By Lisa on 10-02-09
In some ways this is a deeply sentimental, predictable story, in which Ruth, like Tess D'Urberville, is hung out to dry by her author. Compared with the much feistier heroines of the Brontes,Ruth can seem implausibly passive. But it is still a fascinating and gripping account of Victorian mores, and one that makes the listener all the happier to be living in the 21st century. Beautifully read by Eve Mattheson who at least doubles the pleasure.
7 of 7 people found this review helpful
By Nancy Bowring on 30-07-10
A window into Victorian Britain
Elizabeth Gaskell?s excellent 3-dimensional characters (Mr. Bradshaw, whose inflexible adherence to his interpretation of the bible make him tragically mistaken in his belief that he is good whilst his actions make him cruel and heartless; Mr. Benson, who believes, erroneously ? also because of rigid Victorian religious views ? that he is evil, whilst in reality he is charitable and Christ-like in his attitude to ?sin?) give a true insight into Victorian society.
Apart from some seemingly endless ramblings in sections of Ruth, in the main, it is a thoughtful, skilfully structured novel which gives a vivid portrayal of how it was to live in Victorian times.
Eve Matheson is quite brilliant in her narration and portrayals of all the characters. I highly recommend this audiobook.
6 of 6 people found this review helpful
Customer ReviewsMost Helpful
By Susan on 06-12-12
Fallen Woman Finds Redemption
Ruth, orphaned and alone at the age of 12, is lead astray at 16 by an affluent, self centered young man in his early 20's and then abandoned after she becomes pregnant. She is taken in by a kindly, sympathetic clergyman and his sister who share their home. Assuming the identity of a young widow, Ruth raises her child and is grateful for her good fortune and the generosity of those around her. After a dozen years, her secret of being an unwed mother is, through unexpected connections, revealed. She is then rejected and shunned by members of the community who had previously welcomed her into their homes. The rest of the story concerns Ruth's redemption; she is finally recognized and elevated for always putting the welfare of others ahead of her own. The novel is beautifully executed with a bittersweet ending. I have read and listed to a number of Elizabeth Gaskell's novels and have found each to be unique and memorable. The author balances sorrow and joy in equal parts.

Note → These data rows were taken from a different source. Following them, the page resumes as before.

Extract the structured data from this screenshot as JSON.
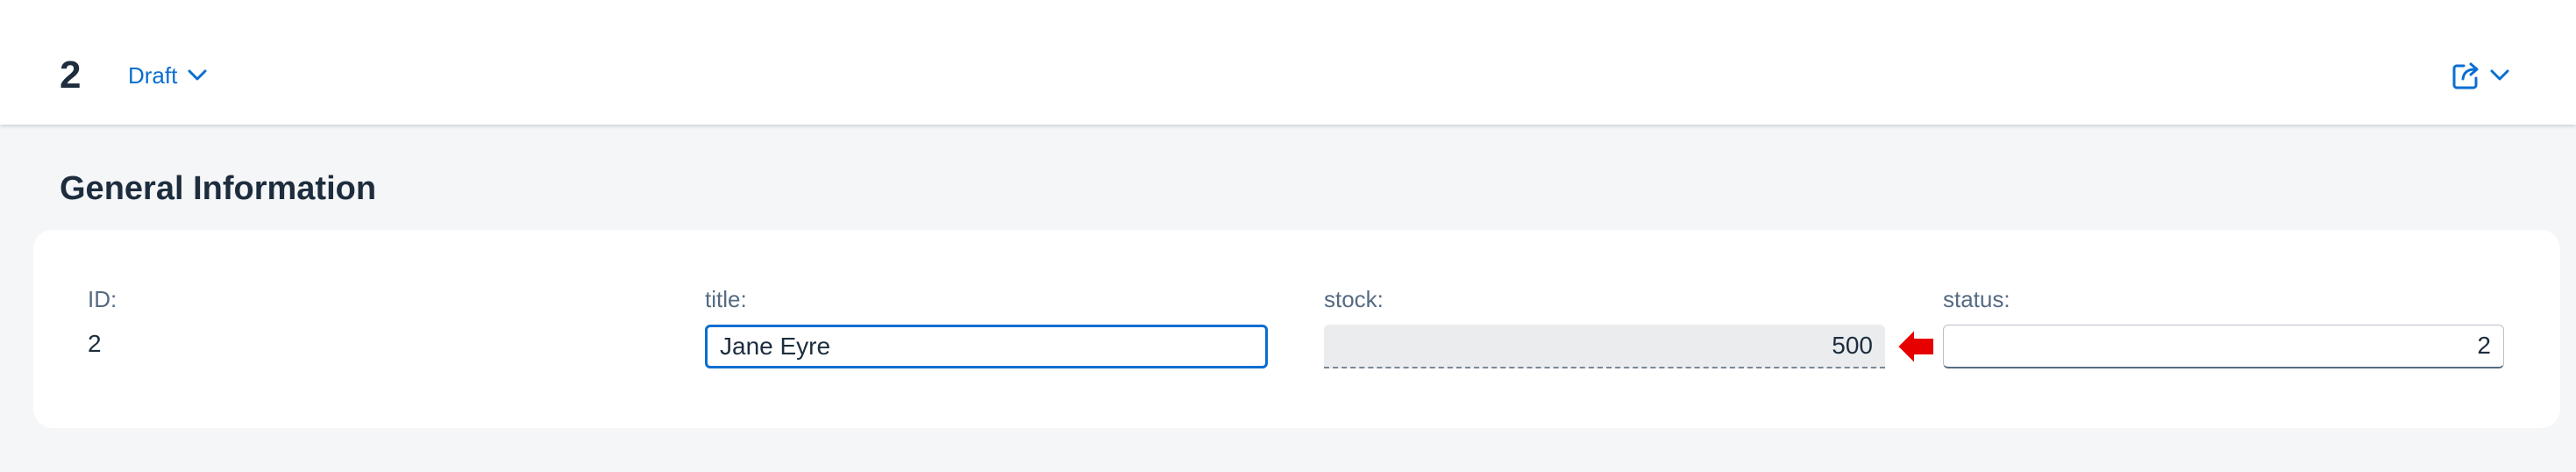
{
  "header": {
    "object_title": "2",
    "draft_label": "Draft",
    "share_icon": "share-icon",
    "menu_icon": "chevron-down-icon"
  },
  "section": {
    "title": "General Information"
  },
  "fields": {
    "id": {
      "label": "ID:",
      "value": "2"
    },
    "title": {
      "label": "title:",
      "value": "Jane Eyre"
    },
    "stock": {
      "label": "stock:",
      "value": "500"
    },
    "status": {
      "label": "status:",
      "value": "2"
    }
  },
  "colors": {
    "accent": "#0a6ed1",
    "text": "#1d2d3e",
    "label": "#556b82",
    "background": "#f5f6f7",
    "annotation_arrow": "#e60000"
  }
}
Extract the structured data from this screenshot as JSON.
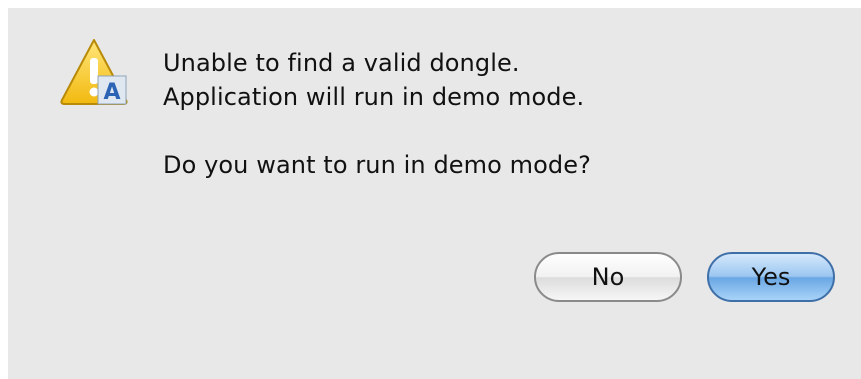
{
  "dialog": {
    "icon": "warning-triangle-icon",
    "message_lines": [
      "Unable to find a valid dongle.",
      "Application will run in demo mode."
    ],
    "question": "Do you want to run in demo mode?",
    "buttons": {
      "no_label": "No",
      "yes_label": "Yes"
    }
  },
  "colors": {
    "dialog_background": "#e8e8e8",
    "warning_yellow": "#f5c518",
    "default_button_blue": "#6aa7e4"
  }
}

12 of 12 people found this review helpful
By akacz on 25-11-08
Sublime reading by Eve Matheson
The jewel of this audio recording is the voice of Eve Matheson. Her sensitive reading brings Ruth to life.
11 of 11 people found this review helpful